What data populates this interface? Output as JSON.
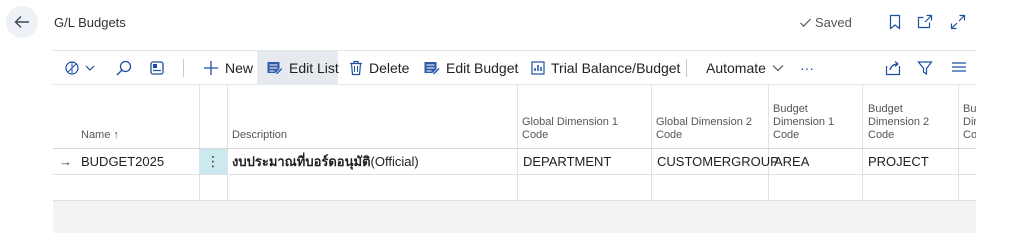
{
  "header": {
    "title": "G/L Budgets",
    "saved_label": "Saved",
    "icons": [
      "back-arrow-icon",
      "bookmark-icon",
      "open-new-window-icon",
      "expand-icon"
    ]
  },
  "toolbar": {
    "new_label": "New",
    "edit_list_label": "Edit List",
    "delete_label": "Delete",
    "edit_budget_label": "Edit Budget",
    "trial_balance_label": "Trial Balance/Budget",
    "automate_label": "Automate",
    "more_label": "···",
    "icons": [
      "analysis-icon",
      "search-icon",
      "filter-pane-icon",
      "share-icon",
      "filter-icon",
      "list-view-icon"
    ]
  },
  "table": {
    "columns": {
      "name": "Name ↑",
      "description": "Description",
      "gd1_line1": "Global Dimension 1",
      "gd1_line2": "Code",
      "gd2_line1": "Global Dimension 2",
      "gd2_line2": "Code",
      "bd1_line1": "Budget",
      "bd1_line2": "Dimension 1",
      "bd1_line3": "Code",
      "bd2_line1": "Budget",
      "bd2_line2": "Dimension 2",
      "bd2_line3": "Code",
      "bd3_line1": "Bu",
      "bd3_line2": "Dir",
      "bd3_line3": "Co"
    },
    "rows": [
      {
        "name": "BUDGET2025",
        "description_thai": "งบประมาณที่บอร์ดอนุมัติ",
        "description_rest": " (Official)",
        "gd1": "DEPARTMENT",
        "gd2": "CUSTOMERGROUP",
        "bd1": "AREA",
        "bd2": "PROJECT"
      }
    ],
    "kebab": "⋮",
    "row_arrow": "→"
  },
  "colors": {
    "accent": "#1e4fa0",
    "selected_cell": "#cce9f0",
    "background_panel": "#f3f3f4"
  }
}
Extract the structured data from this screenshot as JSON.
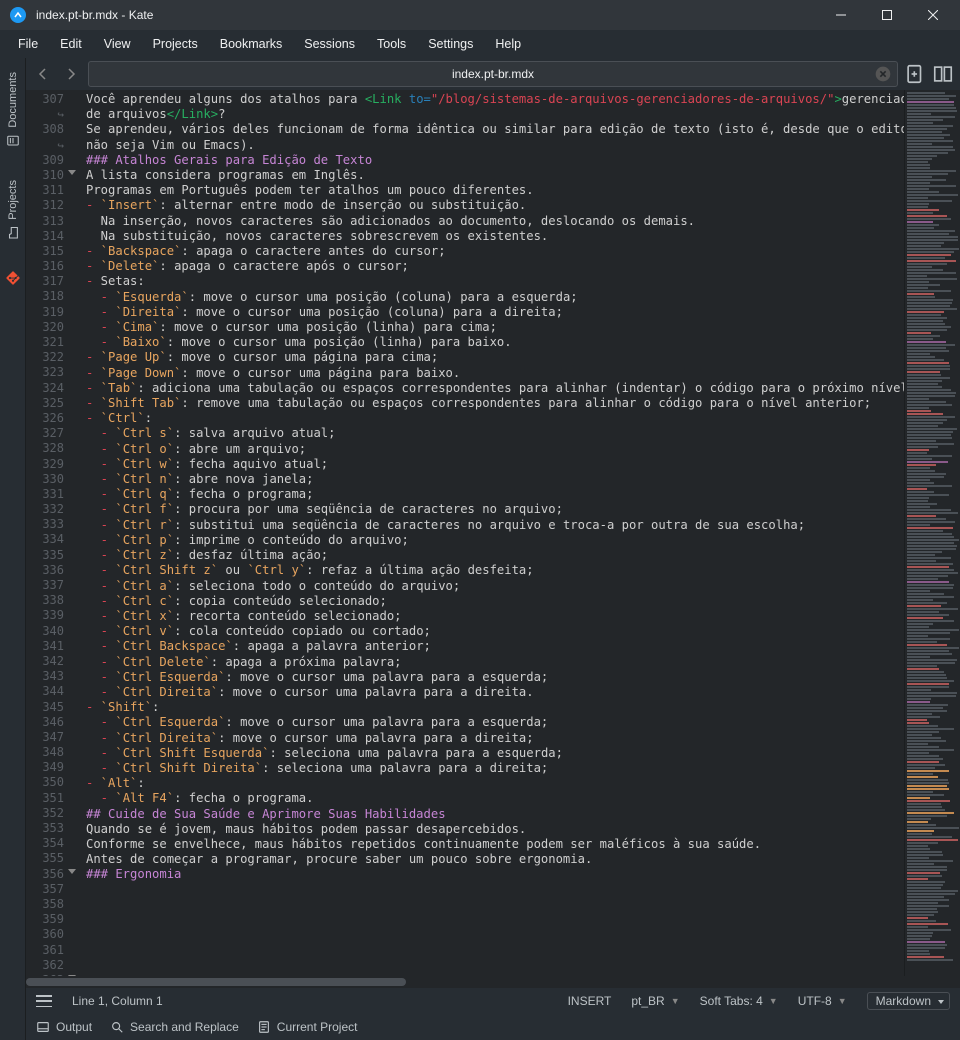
{
  "window": {
    "title": "index.pt-br.mdx  - Kate"
  },
  "menubar": [
    "File",
    "Edit",
    "View",
    "Projects",
    "Bookmarks",
    "Sessions",
    "Tools",
    "Settings",
    "Help"
  ],
  "sidebar": {
    "tabs": [
      {
        "label": "Documents"
      },
      {
        "label": "Projects"
      },
      {
        "label": "Git"
      }
    ]
  },
  "tab": {
    "label": "index.pt-br.mdx"
  },
  "gutter": {
    "start": 307,
    "end": 363,
    "folds": [
      310,
      356,
      363
    ],
    "wraps_after": [
      307,
      308
    ]
  },
  "code": {
    "lines": [
      {
        "n": 307,
        "segs": [
          {
            "t": "Você aprendeu alguns dos atalhos para ",
            "c": "c-text"
          },
          {
            "t": "<Link",
            "c": "c-tag"
          },
          {
            "t": " to=",
            "c": "c-attr"
          },
          {
            "t": "\"/blog/sistemas-de-arquivos-gerenciadores-de-arquivos/\"",
            "c": "c-str"
          },
          {
            "t": ">",
            "c": "c-tag"
          },
          {
            "t": "gerenciadores",
            "c": "c-text"
          }
        ]
      },
      {
        "n": "307w",
        "segs": [
          {
            "t": "de arquivos",
            "c": "c-text"
          },
          {
            "t": "</Link>",
            "c": "c-tag"
          },
          {
            "t": "?",
            "c": "c-text"
          }
        ]
      },
      {
        "n": 308,
        "segs": [
          {
            "t": "Se aprendeu, vários deles funcionam de forma idêntica ou similar para edição de texto (isto é, desde que o editor",
            "c": "c-text"
          }
        ]
      },
      {
        "n": "308w",
        "segs": [
          {
            "t": "não seja Vim ou Emacs).",
            "c": "c-text"
          }
        ]
      },
      {
        "n": 309,
        "segs": [
          {
            "t": "",
            "c": "c-text"
          }
        ]
      },
      {
        "n": 310,
        "segs": [
          {
            "t": "### Atalhos Gerais para Edição de Texto",
            "c": "c-head"
          }
        ]
      },
      {
        "n": 311,
        "segs": [
          {
            "t": "",
            "c": "c-text"
          }
        ]
      },
      {
        "n": 312,
        "segs": [
          {
            "t": "A lista considera programas em Inglês.",
            "c": "c-text"
          }
        ]
      },
      {
        "n": 313,
        "segs": [
          {
            "t": "Programas em Português podem ter atalhos um pouco diferentes.",
            "c": "c-text"
          }
        ]
      },
      {
        "n": 314,
        "segs": [
          {
            "t": "",
            "c": "c-text"
          }
        ]
      },
      {
        "n": 315,
        "segs": [
          {
            "t": "-",
            "c": "c-bullet"
          },
          {
            "t": " `Insert`",
            "c": "c-key"
          },
          {
            "t": ": alternar entre modo de inserção ou substituição.",
            "c": "c-text"
          }
        ]
      },
      {
        "n": 316,
        "segs": [
          {
            "t": "  Na inserção, novos caracteres são adicionados ao documento, deslocando os demais.",
            "c": "c-text"
          }
        ]
      },
      {
        "n": 317,
        "segs": [
          {
            "t": "  Na substituição, novos caracteres sobrescrevem os existentes.",
            "c": "c-text"
          }
        ]
      },
      {
        "n": 318,
        "segs": [
          {
            "t": "-",
            "c": "c-bullet"
          },
          {
            "t": " `Backspace`",
            "c": "c-key"
          },
          {
            "t": ": apaga o caractere antes do cursor;",
            "c": "c-text"
          }
        ]
      },
      {
        "n": 319,
        "segs": [
          {
            "t": "-",
            "c": "c-bullet"
          },
          {
            "t": " `Delete`",
            "c": "c-key"
          },
          {
            "t": ": apaga o caractere após o cursor;",
            "c": "c-text"
          }
        ]
      },
      {
        "n": 320,
        "segs": [
          {
            "t": "-",
            "c": "c-bullet"
          },
          {
            "t": " Setas:",
            "c": "c-text"
          }
        ]
      },
      {
        "n": 321,
        "segs": [
          {
            "t": "  -",
            "c": "c-bullet"
          },
          {
            "t": " `Esquerda`",
            "c": "c-key"
          },
          {
            "t": ": move o cursor uma posição (coluna) para a esquerda;",
            "c": "c-text"
          }
        ]
      },
      {
        "n": 322,
        "segs": [
          {
            "t": "  -",
            "c": "c-bullet"
          },
          {
            "t": " `Direita`",
            "c": "c-key"
          },
          {
            "t": ": move o cursor uma posição (coluna) para a direita;",
            "c": "c-text"
          }
        ]
      },
      {
        "n": 323,
        "segs": [
          {
            "t": "  -",
            "c": "c-bullet"
          },
          {
            "t": " `Cima`",
            "c": "c-key"
          },
          {
            "t": ": move o cursor uma posição (linha) para cima;",
            "c": "c-text"
          }
        ]
      },
      {
        "n": 324,
        "segs": [
          {
            "t": "  -",
            "c": "c-bullet"
          },
          {
            "t": " `Baixo`",
            "c": "c-key"
          },
          {
            "t": ": move o cursor uma posição (linha) para baixo.",
            "c": "c-text"
          }
        ]
      },
      {
        "n": 325,
        "segs": [
          {
            "t": "-",
            "c": "c-bullet"
          },
          {
            "t": " `Page Up`",
            "c": "c-key"
          },
          {
            "t": ": move o cursor uma página para cima;",
            "c": "c-text"
          }
        ]
      },
      {
        "n": 326,
        "segs": [
          {
            "t": "-",
            "c": "c-bullet"
          },
          {
            "t": " `Page Down`",
            "c": "c-key"
          },
          {
            "t": ": move o cursor uma página para baixo.",
            "c": "c-text"
          }
        ]
      },
      {
        "n": 327,
        "segs": [
          {
            "t": "-",
            "c": "c-bullet"
          },
          {
            "t": " `Tab`",
            "c": "c-key"
          },
          {
            "t": ": adiciona uma tabulação ou espaços correspondentes para alinhar (indentar) o código para o próximo nível;",
            "c": "c-text"
          }
        ]
      },
      {
        "n": 328,
        "segs": [
          {
            "t": "-",
            "c": "c-bullet"
          },
          {
            "t": " `Shift Tab`",
            "c": "c-key"
          },
          {
            "t": ": remove uma tabulação ou espaços correspondentes para alinhar o código para o nível anterior;",
            "c": "c-text"
          }
        ]
      },
      {
        "n": 329,
        "segs": [
          {
            "t": "-",
            "c": "c-bullet"
          },
          {
            "t": " `Ctrl`",
            "c": "c-key"
          },
          {
            "t": ":",
            "c": "c-text"
          }
        ]
      },
      {
        "n": 330,
        "segs": [
          {
            "t": "  -",
            "c": "c-bullet"
          },
          {
            "t": " `Ctrl s`",
            "c": "c-key"
          },
          {
            "t": ": salva arquivo atual;",
            "c": "c-text"
          }
        ]
      },
      {
        "n": 331,
        "segs": [
          {
            "t": "  -",
            "c": "c-bullet"
          },
          {
            "t": " `Ctrl o`",
            "c": "c-key"
          },
          {
            "t": ": abre um arquivo;",
            "c": "c-text"
          }
        ]
      },
      {
        "n": 332,
        "segs": [
          {
            "t": "  -",
            "c": "c-bullet"
          },
          {
            "t": " `Ctrl w`",
            "c": "c-key"
          },
          {
            "t": ": fecha aquivo atual;",
            "c": "c-text"
          }
        ]
      },
      {
        "n": 333,
        "segs": [
          {
            "t": "  -",
            "c": "c-bullet"
          },
          {
            "t": " `Ctrl n`",
            "c": "c-key"
          },
          {
            "t": ": abre nova janela;",
            "c": "c-text"
          }
        ]
      },
      {
        "n": 334,
        "segs": [
          {
            "t": "  -",
            "c": "c-bullet"
          },
          {
            "t": " `Ctrl q`",
            "c": "c-key"
          },
          {
            "t": ": fecha o programa;",
            "c": "c-text"
          }
        ]
      },
      {
        "n": 335,
        "segs": [
          {
            "t": "  -",
            "c": "c-bullet"
          },
          {
            "t": " `Ctrl f`",
            "c": "c-key"
          },
          {
            "t": ": procura por uma seqüência de caracteres no arquivo;",
            "c": "c-text"
          }
        ]
      },
      {
        "n": 336,
        "segs": [
          {
            "t": "  -",
            "c": "c-bullet"
          },
          {
            "t": " `Ctrl r`",
            "c": "c-key"
          },
          {
            "t": ": substitui uma seqüência de caracteres no arquivo e troca-a por outra de sua escolha;",
            "c": "c-text"
          }
        ]
      },
      {
        "n": 337,
        "segs": [
          {
            "t": "  -",
            "c": "c-bullet"
          },
          {
            "t": " `Ctrl p`",
            "c": "c-key"
          },
          {
            "t": ": imprime o conteúdo do arquivo;",
            "c": "c-text"
          }
        ]
      },
      {
        "n": 338,
        "segs": [
          {
            "t": "  -",
            "c": "c-bullet"
          },
          {
            "t": " `Ctrl z`",
            "c": "c-key"
          },
          {
            "t": ": desfaz última ação;",
            "c": "c-text"
          }
        ]
      },
      {
        "n": 339,
        "segs": [
          {
            "t": "  -",
            "c": "c-bullet"
          },
          {
            "t": " `Ctrl Shift z`",
            "c": "c-key"
          },
          {
            "t": " ou ",
            "c": "c-text"
          },
          {
            "t": "`Ctrl y`",
            "c": "c-key"
          },
          {
            "t": ": refaz a última ação desfeita;",
            "c": "c-text"
          }
        ]
      },
      {
        "n": 340,
        "segs": [
          {
            "t": "  -",
            "c": "c-bullet"
          },
          {
            "t": " `Ctrl a`",
            "c": "c-key"
          },
          {
            "t": ": seleciona todo o conteúdo do arquivo;",
            "c": "c-text"
          }
        ]
      },
      {
        "n": 341,
        "segs": [
          {
            "t": "  -",
            "c": "c-bullet"
          },
          {
            "t": " `Ctrl c`",
            "c": "c-key"
          },
          {
            "t": ": copia conteúdo selecionado;",
            "c": "c-text"
          }
        ]
      },
      {
        "n": 342,
        "segs": [
          {
            "t": "  -",
            "c": "c-bullet"
          },
          {
            "t": " `Ctrl x`",
            "c": "c-key"
          },
          {
            "t": ": recorta conteúdo selecionado;",
            "c": "c-text"
          }
        ]
      },
      {
        "n": 343,
        "segs": [
          {
            "t": "  -",
            "c": "c-bullet"
          },
          {
            "t": " `Ctrl v`",
            "c": "c-key"
          },
          {
            "t": ": cola conteúdo copiado ou cortado;",
            "c": "c-text"
          }
        ]
      },
      {
        "n": 344,
        "segs": [
          {
            "t": "  -",
            "c": "c-bullet"
          },
          {
            "t": " `Ctrl Backspace`",
            "c": "c-key"
          },
          {
            "t": ": apaga a palavra anterior;",
            "c": "c-text"
          }
        ]
      },
      {
        "n": 345,
        "segs": [
          {
            "t": "  -",
            "c": "c-bullet"
          },
          {
            "t": " `Ctrl Delete`",
            "c": "c-key"
          },
          {
            "t": ": apaga a próxima palavra;",
            "c": "c-text"
          }
        ]
      },
      {
        "n": 346,
        "segs": [
          {
            "t": "  -",
            "c": "c-bullet"
          },
          {
            "t": " `Ctrl Esquerda`",
            "c": "c-key"
          },
          {
            "t": ": move o cursor uma palavra para a esquerda;",
            "c": "c-text"
          }
        ]
      },
      {
        "n": 347,
        "segs": [
          {
            "t": "  -",
            "c": "c-bullet"
          },
          {
            "t": " `Ctrl Direita`",
            "c": "c-key"
          },
          {
            "t": ": move o cursor uma palavra para a direita.",
            "c": "c-text"
          }
        ]
      },
      {
        "n": 348,
        "segs": [
          {
            "t": "-",
            "c": "c-bullet"
          },
          {
            "t": " `Shift`",
            "c": "c-key"
          },
          {
            "t": ":",
            "c": "c-text"
          }
        ]
      },
      {
        "n": 349,
        "segs": [
          {
            "t": "  -",
            "c": "c-bullet"
          },
          {
            "t": " `Ctrl Esquerda`",
            "c": "c-key"
          },
          {
            "t": ": move o cursor uma palavra para a esquerda;",
            "c": "c-text"
          }
        ]
      },
      {
        "n": 350,
        "segs": [
          {
            "t": "  -",
            "c": "c-bullet"
          },
          {
            "t": " `Ctrl Direita`",
            "c": "c-key"
          },
          {
            "t": ": move o cursor uma palavra para a direita;",
            "c": "c-text"
          }
        ]
      },
      {
        "n": 351,
        "segs": [
          {
            "t": "  -",
            "c": "c-bullet"
          },
          {
            "t": " `Ctrl Shift Esquerda`",
            "c": "c-key"
          },
          {
            "t": ": seleciona uma palavra para a esquerda;",
            "c": "c-text"
          }
        ]
      },
      {
        "n": 352,
        "segs": [
          {
            "t": "  -",
            "c": "c-bullet"
          },
          {
            "t": " `Ctrl Shift Direita`",
            "c": "c-key"
          },
          {
            "t": ": seleciona uma palavra para a direita;",
            "c": "c-text"
          }
        ]
      },
      {
        "n": 353,
        "segs": [
          {
            "t": "-",
            "c": "c-bullet"
          },
          {
            "t": " `Alt`",
            "c": "c-key"
          },
          {
            "t": ":",
            "c": "c-text"
          }
        ]
      },
      {
        "n": 354,
        "segs": [
          {
            "t": "  -",
            "c": "c-bullet"
          },
          {
            "t": " `Alt F4`",
            "c": "c-key"
          },
          {
            "t": ": fecha o programa.",
            "c": "c-text"
          }
        ]
      },
      {
        "n": 355,
        "segs": [
          {
            "t": "",
            "c": "c-text"
          }
        ]
      },
      {
        "n": 356,
        "segs": [
          {
            "t": "## Cuide de Sua Saúde e Aprimore Suas Habilidades",
            "c": "c-head"
          }
        ]
      },
      {
        "n": 357,
        "segs": [
          {
            "t": "",
            "c": "c-text"
          }
        ]
      },
      {
        "n": 358,
        "segs": [
          {
            "t": "Quando se é jovem, maus hábitos podem passar desapercebidos.",
            "c": "c-text"
          }
        ]
      },
      {
        "n": 359,
        "segs": [
          {
            "t": "Conforme se envelhece, maus hábitos repetidos continuamente podem ser maléficos à sua saúde.",
            "c": "c-text"
          }
        ]
      },
      {
        "n": 360,
        "segs": [
          {
            "t": "",
            "c": "c-text"
          }
        ]
      },
      {
        "n": 361,
        "segs": [
          {
            "t": "Antes de começar a programar, procure saber um pouco sobre ergonomia.",
            "c": "c-text"
          }
        ]
      },
      {
        "n": 362,
        "segs": [
          {
            "t": "",
            "c": "c-text"
          }
        ]
      },
      {
        "n": 363,
        "segs": [
          {
            "t": "### Ergonomia",
            "c": "c-head"
          }
        ]
      }
    ]
  },
  "status": {
    "cursor": "Line 1, Column 1",
    "mode": "INSERT",
    "lang": "pt_BR",
    "indent": "Soft Tabs: 4",
    "encoding": "UTF-8",
    "syntax": "Markdown"
  },
  "bottom": {
    "output": "Output",
    "search": "Search and Replace",
    "project": "Current Project"
  }
}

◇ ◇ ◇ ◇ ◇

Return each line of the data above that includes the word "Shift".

            "t": " `Shift Tab`",
            "t": " `Ctrl Shift z`",
            "t": " `Shift`",
            "t": " `Ctrl Shift Esquerda`",
            "t": " `Ctrl Shift Direita`",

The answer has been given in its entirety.